December 1974

Pathophysiology of the Hyperactive Child Syndrome

Author Affiliations

From the Section on Research (Dr. Satterfield) and the Hyperkinetic Children's Clinic (Mrs. Satterfield), Gateways Hospital; the Department of Psychiatry, University of California, Los Angeles (Dr. Satterfield); and the School of Medicine, Center for the Health Sciences, University of California, Los Angeles (Dr. Cantwell).

Arch Gen Psychiatry. 1974;31(6):839-844. doi:10.1001/archpsyc.1974.01760180079010

Is there a disturbance of the central nervous system (CNS) that underlies the disturbed behavior of some hyperactive children? Results from four studies are presented that suggest that some hyperactive children may be characterized as having a low CNS arousal level. Evidence from animal and human neurophysiological studies suggests that this low arousal level may be accompanied by low levels of inhibition in the CNS.

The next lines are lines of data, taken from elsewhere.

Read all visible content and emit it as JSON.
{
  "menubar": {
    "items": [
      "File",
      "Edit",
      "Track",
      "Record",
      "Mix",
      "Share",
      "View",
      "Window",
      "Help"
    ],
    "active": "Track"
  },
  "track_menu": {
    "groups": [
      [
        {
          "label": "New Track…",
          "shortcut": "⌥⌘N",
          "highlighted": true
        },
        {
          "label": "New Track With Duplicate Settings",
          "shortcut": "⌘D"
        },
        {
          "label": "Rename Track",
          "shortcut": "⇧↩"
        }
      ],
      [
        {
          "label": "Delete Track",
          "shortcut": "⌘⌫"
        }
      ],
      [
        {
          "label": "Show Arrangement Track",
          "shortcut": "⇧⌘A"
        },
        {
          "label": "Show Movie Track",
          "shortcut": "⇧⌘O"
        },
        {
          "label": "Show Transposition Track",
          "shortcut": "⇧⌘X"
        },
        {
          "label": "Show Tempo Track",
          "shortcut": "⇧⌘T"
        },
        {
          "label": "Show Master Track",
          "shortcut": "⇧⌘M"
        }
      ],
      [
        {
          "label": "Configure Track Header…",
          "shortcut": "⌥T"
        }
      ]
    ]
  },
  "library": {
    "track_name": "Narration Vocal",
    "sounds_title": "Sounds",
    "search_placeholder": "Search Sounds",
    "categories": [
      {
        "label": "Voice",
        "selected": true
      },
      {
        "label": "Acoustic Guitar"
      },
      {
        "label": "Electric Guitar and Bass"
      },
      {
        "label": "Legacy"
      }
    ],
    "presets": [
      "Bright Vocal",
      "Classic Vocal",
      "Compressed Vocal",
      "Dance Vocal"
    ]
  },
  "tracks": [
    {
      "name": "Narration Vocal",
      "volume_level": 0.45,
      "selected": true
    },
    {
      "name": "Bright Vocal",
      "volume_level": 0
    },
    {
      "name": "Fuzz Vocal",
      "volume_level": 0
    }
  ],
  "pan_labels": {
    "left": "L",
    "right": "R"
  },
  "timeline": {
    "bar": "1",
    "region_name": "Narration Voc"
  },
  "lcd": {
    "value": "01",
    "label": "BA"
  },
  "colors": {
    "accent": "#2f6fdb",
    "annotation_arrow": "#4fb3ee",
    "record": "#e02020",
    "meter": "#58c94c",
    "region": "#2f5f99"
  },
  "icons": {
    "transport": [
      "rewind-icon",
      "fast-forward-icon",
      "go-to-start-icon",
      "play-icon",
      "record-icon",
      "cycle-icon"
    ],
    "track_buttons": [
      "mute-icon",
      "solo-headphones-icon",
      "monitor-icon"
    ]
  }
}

A neurophysiological model of low CNS arousal and inhibition, explains in part the hyperactive child's disorganized and disruptive behavior. The essence of this model is lack of inner controls over motor output and sensory input, resulting in behavioral and learning problems. Stimulant medications are viewed as restoring both CNS arousal and inhibitory levels to normal, providing the child with better controls and permitting a wider range of behavioral patterns.